Altogether, my research program partners EEG with computational modelling to explain the complexity of cognitive mechanisms involved in reasoning. However, the success of this program demands my adoption of rigorous research practices – namely, my commitment to inclusivity, open science, and collaborative initiatives.
First, the consideration of equity, diversity, and inclusion in my research is of primary focus. By recruiting diverse participants, I will ensure my findings are sensitive to individual differences (e.g., gender, ethnicity), and thus generalizable to a large population of people. Similarly, I find it important to build a laboratory with a diverse team of researchers as I value how different perspectives and experiences will improve the laboratory environment, interpretations of findings, and applicability of research to society.
Next, I believe that open and transparent science is necessary to achieve proper scientific rigour. I now have three publications where the data and scripts are freely available and have made this my new standard (Williams, Ferguson, Hassall, Abimbola, et al., 2021; Williams, Ferguson, Hassall, Wright, et al., 2021; Williams, van Oorschot, et al., 2021; see my OSF profile). For example, I provide data and analysis scripts of 500 participants alongside methodological guidelines to further standardize EEG practices (Williams, Ferguson, Hassall, Abimbola, et al., 2021). Similarly, my research program will endorse replication initiatives independently and through collaborations with the EEGManyLabs and other similar groups.
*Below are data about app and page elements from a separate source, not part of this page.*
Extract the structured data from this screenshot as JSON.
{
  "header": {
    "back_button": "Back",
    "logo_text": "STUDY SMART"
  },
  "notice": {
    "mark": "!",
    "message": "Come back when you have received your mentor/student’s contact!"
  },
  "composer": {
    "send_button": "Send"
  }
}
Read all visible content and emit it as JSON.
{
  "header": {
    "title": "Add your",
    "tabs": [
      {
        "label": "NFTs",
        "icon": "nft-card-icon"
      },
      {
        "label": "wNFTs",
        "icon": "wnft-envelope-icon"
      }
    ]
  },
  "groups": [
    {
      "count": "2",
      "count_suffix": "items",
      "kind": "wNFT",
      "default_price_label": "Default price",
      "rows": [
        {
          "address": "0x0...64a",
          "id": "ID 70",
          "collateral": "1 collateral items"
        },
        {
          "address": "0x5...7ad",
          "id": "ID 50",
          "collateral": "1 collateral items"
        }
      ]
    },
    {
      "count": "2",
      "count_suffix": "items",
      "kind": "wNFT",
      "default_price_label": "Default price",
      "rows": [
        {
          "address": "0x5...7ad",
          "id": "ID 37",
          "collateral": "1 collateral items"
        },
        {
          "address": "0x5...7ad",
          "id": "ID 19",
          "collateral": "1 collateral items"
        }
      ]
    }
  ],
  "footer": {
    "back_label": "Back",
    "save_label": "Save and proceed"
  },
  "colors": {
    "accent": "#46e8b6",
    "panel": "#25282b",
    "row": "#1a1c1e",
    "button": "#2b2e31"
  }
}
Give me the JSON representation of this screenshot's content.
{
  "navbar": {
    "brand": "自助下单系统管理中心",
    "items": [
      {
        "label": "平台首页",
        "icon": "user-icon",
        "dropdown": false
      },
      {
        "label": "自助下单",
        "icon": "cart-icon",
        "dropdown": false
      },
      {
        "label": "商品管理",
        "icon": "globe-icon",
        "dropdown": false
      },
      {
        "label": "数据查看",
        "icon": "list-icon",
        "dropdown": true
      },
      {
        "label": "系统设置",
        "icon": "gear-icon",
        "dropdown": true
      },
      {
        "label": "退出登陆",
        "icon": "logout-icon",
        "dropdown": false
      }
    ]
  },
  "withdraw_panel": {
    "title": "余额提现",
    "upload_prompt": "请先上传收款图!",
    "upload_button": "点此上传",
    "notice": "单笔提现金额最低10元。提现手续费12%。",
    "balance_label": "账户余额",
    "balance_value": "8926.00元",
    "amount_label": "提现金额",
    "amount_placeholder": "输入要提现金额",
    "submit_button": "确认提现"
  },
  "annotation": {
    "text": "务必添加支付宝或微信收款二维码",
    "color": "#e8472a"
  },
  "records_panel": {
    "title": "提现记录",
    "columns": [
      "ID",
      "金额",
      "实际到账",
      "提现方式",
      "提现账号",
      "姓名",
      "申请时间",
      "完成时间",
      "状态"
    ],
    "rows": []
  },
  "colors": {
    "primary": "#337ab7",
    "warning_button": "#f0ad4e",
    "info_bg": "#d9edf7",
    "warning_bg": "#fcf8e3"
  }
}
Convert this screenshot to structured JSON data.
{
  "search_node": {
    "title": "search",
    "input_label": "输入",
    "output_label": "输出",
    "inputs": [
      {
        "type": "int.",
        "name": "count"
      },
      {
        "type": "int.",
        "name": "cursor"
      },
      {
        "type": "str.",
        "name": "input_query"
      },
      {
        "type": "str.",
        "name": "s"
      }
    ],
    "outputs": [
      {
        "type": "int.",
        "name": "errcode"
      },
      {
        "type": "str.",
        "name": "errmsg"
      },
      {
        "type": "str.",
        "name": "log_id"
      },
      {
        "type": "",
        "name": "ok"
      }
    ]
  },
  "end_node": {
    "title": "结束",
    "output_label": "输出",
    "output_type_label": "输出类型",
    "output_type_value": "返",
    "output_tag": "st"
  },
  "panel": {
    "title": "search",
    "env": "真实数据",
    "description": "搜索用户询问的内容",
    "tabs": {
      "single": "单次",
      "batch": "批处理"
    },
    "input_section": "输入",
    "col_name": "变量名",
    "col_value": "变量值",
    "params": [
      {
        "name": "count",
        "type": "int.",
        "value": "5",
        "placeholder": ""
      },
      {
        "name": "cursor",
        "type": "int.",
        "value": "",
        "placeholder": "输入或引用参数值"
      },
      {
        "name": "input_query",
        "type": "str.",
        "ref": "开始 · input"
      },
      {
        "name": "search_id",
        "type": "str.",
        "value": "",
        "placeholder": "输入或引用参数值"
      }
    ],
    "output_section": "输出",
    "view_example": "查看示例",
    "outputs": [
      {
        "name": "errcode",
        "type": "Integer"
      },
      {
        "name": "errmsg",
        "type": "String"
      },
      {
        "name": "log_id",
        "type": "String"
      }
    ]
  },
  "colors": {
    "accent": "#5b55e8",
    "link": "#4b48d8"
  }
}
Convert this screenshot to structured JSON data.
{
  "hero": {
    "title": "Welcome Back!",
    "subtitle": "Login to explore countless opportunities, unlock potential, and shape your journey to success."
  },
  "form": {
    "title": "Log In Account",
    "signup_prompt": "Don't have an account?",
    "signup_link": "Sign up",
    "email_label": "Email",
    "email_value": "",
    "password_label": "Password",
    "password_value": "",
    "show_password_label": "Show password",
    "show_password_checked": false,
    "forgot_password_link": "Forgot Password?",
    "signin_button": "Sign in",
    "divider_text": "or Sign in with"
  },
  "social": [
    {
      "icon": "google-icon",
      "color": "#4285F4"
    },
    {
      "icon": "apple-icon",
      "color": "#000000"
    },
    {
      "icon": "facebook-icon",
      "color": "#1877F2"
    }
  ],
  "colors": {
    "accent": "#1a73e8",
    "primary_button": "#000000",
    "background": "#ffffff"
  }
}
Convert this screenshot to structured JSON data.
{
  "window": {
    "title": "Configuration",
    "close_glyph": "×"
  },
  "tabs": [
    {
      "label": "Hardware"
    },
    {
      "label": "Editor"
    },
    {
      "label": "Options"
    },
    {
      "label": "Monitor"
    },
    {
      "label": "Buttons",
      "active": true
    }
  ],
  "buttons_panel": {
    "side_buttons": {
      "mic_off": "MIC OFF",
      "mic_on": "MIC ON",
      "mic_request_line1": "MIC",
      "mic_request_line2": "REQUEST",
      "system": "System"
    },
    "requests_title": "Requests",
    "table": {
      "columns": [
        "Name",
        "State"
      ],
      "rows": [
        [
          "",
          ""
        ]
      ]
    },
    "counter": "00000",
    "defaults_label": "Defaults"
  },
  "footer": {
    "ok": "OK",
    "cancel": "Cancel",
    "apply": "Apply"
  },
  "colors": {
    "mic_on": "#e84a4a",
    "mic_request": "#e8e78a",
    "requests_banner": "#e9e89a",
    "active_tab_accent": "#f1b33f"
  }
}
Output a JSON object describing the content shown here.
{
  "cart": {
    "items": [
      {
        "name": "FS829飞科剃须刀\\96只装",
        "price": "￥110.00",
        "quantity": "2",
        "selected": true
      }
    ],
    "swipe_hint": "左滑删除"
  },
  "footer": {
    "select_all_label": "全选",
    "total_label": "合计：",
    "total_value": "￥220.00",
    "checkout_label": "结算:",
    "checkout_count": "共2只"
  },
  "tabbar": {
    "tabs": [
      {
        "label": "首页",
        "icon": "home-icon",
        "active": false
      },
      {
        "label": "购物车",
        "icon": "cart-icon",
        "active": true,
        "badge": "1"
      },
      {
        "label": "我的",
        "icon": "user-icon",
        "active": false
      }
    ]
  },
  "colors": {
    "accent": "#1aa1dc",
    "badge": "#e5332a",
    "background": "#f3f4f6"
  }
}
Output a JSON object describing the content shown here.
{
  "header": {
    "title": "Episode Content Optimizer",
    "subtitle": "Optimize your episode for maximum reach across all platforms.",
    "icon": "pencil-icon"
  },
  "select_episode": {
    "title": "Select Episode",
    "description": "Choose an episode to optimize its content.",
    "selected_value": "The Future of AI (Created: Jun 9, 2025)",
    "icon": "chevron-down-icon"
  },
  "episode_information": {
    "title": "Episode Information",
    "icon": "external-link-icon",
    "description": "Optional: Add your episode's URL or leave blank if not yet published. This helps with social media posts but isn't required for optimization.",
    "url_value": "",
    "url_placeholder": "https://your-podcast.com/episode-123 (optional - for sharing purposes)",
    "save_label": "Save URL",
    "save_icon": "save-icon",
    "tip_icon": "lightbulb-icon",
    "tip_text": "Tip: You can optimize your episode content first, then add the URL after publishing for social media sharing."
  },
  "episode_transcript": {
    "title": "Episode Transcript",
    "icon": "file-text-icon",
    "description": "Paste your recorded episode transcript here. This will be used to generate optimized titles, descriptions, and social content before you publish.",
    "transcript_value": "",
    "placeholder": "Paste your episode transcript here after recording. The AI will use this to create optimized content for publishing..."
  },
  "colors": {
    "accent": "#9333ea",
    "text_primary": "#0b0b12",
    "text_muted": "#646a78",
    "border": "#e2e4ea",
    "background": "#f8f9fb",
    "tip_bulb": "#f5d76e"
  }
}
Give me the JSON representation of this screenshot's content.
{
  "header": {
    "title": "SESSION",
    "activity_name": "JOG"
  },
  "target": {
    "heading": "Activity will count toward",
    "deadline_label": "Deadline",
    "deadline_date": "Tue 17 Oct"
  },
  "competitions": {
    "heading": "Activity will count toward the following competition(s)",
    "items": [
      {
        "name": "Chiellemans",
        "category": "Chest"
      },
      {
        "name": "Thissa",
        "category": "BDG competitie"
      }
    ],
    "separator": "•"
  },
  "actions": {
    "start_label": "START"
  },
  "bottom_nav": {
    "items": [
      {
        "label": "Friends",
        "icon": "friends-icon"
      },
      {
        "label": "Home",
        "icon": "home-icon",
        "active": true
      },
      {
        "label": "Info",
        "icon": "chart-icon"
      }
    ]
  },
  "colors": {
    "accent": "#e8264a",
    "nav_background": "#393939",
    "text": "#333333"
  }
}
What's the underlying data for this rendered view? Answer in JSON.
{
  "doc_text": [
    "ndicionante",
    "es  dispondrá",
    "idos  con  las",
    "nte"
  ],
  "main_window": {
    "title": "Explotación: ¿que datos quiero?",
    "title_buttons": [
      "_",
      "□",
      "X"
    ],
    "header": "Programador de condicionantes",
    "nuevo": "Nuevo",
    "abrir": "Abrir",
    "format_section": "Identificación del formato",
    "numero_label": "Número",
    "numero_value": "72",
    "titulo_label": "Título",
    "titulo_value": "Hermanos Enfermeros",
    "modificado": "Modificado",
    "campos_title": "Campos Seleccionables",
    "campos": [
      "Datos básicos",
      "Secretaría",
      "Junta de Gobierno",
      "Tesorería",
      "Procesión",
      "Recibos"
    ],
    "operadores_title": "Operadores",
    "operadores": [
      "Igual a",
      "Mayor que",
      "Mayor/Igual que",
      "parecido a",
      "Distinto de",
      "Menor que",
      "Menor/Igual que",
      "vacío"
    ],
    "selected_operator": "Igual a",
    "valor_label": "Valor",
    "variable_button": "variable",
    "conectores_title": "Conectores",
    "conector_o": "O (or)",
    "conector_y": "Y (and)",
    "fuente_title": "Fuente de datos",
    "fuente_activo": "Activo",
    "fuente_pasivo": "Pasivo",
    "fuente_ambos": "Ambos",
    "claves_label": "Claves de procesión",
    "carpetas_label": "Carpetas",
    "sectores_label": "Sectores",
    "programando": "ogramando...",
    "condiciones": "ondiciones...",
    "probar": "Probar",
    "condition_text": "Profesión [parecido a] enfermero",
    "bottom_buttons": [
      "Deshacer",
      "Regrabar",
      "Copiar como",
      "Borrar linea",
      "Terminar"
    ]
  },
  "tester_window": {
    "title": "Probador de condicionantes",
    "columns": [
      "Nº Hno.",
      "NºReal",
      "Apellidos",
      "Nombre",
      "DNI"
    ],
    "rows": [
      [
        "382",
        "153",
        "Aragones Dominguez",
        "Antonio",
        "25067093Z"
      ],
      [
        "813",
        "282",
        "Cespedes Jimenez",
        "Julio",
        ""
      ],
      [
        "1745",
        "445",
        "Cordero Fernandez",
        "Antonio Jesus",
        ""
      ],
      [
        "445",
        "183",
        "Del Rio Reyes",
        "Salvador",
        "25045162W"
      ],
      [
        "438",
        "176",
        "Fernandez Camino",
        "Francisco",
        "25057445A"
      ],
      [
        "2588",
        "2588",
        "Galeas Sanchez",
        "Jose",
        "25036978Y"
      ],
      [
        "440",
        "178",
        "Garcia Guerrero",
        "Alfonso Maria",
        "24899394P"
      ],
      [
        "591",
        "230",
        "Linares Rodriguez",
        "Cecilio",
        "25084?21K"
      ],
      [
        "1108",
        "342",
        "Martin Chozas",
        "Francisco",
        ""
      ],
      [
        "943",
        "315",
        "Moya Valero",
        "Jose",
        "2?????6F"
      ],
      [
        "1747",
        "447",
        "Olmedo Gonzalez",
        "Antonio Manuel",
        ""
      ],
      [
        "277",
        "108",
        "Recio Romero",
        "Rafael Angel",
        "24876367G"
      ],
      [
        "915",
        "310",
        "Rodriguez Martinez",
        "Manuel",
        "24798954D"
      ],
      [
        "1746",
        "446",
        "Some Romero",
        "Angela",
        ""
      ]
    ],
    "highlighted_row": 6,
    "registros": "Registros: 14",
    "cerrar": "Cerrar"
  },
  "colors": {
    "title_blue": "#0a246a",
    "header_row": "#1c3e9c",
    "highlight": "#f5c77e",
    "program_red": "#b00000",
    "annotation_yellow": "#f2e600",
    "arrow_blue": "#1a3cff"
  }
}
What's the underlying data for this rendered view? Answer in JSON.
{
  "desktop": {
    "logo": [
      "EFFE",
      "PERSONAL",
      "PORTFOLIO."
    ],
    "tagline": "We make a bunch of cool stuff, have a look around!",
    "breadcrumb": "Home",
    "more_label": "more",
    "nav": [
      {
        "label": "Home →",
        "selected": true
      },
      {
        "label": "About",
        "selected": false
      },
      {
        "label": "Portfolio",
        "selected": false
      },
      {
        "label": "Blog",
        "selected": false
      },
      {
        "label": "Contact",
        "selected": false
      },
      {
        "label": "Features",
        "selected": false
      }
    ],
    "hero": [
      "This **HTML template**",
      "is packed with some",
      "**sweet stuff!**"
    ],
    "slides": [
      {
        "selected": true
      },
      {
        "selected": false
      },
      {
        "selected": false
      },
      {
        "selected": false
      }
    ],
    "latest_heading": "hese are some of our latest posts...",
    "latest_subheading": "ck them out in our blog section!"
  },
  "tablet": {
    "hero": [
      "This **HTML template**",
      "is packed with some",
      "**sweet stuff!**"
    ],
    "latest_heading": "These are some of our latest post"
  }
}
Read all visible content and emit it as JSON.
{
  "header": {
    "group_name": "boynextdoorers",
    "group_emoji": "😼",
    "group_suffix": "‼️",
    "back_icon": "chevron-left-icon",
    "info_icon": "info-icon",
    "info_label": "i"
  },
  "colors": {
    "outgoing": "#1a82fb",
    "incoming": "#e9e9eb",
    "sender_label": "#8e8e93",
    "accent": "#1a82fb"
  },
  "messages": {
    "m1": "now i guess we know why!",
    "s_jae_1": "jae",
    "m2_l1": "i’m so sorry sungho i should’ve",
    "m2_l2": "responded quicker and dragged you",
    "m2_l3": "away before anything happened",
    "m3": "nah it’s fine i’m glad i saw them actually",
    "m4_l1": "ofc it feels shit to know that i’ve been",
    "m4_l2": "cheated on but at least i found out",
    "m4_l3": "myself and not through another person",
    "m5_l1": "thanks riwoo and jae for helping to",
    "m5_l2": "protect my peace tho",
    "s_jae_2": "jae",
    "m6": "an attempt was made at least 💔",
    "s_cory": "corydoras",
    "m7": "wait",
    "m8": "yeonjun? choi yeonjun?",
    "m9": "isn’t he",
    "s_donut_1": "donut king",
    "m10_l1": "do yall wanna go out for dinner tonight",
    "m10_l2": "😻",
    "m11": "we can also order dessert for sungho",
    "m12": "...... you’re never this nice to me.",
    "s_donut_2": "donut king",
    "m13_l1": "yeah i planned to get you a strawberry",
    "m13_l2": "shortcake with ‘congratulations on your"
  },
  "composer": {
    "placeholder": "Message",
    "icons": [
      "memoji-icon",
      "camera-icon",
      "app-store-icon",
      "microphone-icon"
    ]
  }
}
Finally, science is quickly moving away from isolated research groups and into vast collaborative networks as the combination of diverse expertise propagates creativity in research beyond what could be accomplished by an expert alone. I have a rich network of both academic and industrial collaborators and have worked on projects ranging from predicting participant semantics with computer scientist Dr. Alona Fyshe (Foster et al., 2021) to using brain-computer interfaces to control technology with L3 Harris Inc. (see my similar work here). I’m excited to bring my collaborative network to the department and to offer my skills and knowledge in new collaborations both within and outside of the department.